The five men, aged between 29 and 53, each denied one count of driving a vehicle for hire without a permit and one count of using a vehicle without third-party insurance on August 11 and 12, 2015.

They are Chan Tsz-lun, Sunny Leung Hoi-shun, Lau Kwan-wing, Chan Kin-fung and Luk Chun-pong.

The defence previously failed in a bid to mount a constitutional challenge in which they argued that the drivers’ fundamental right to freedom of occupation was infringed because local laws made it impossible for them to obtain permits.

A government source told the Post the authorities would welcome an application for permits from Uber, but had not received any.

Uber Hong Kong announced last month that it had secured third-party insurance coverage in line with legal requirements.

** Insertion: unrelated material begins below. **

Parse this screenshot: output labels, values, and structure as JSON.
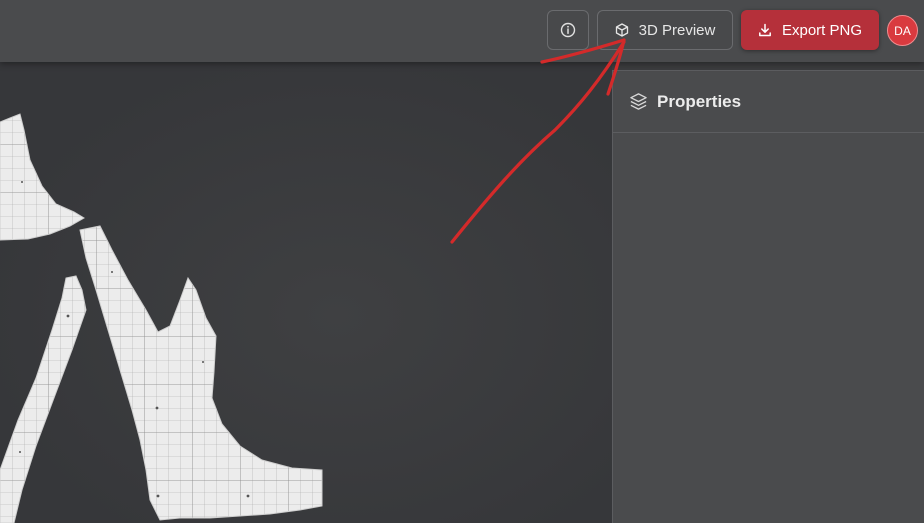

Under Hong Kong law, using a car for hire without a permit is a criminal offence punishable by a HK$5,000 fine and three months’ imprisonment on first conviction and HK$10,000 and six months’ imprisonment on subsequent conviction.

Local drivers are also required to take out insurance or face a HK$10,000 fine and 12 months’ imprisonment.

In a related case, two former Uber drivers were each slapped with a HK$7,000 fine and a one-year driving ban in January last year after pleading guilty to the same charges.

Additional reporting by Cannix Yau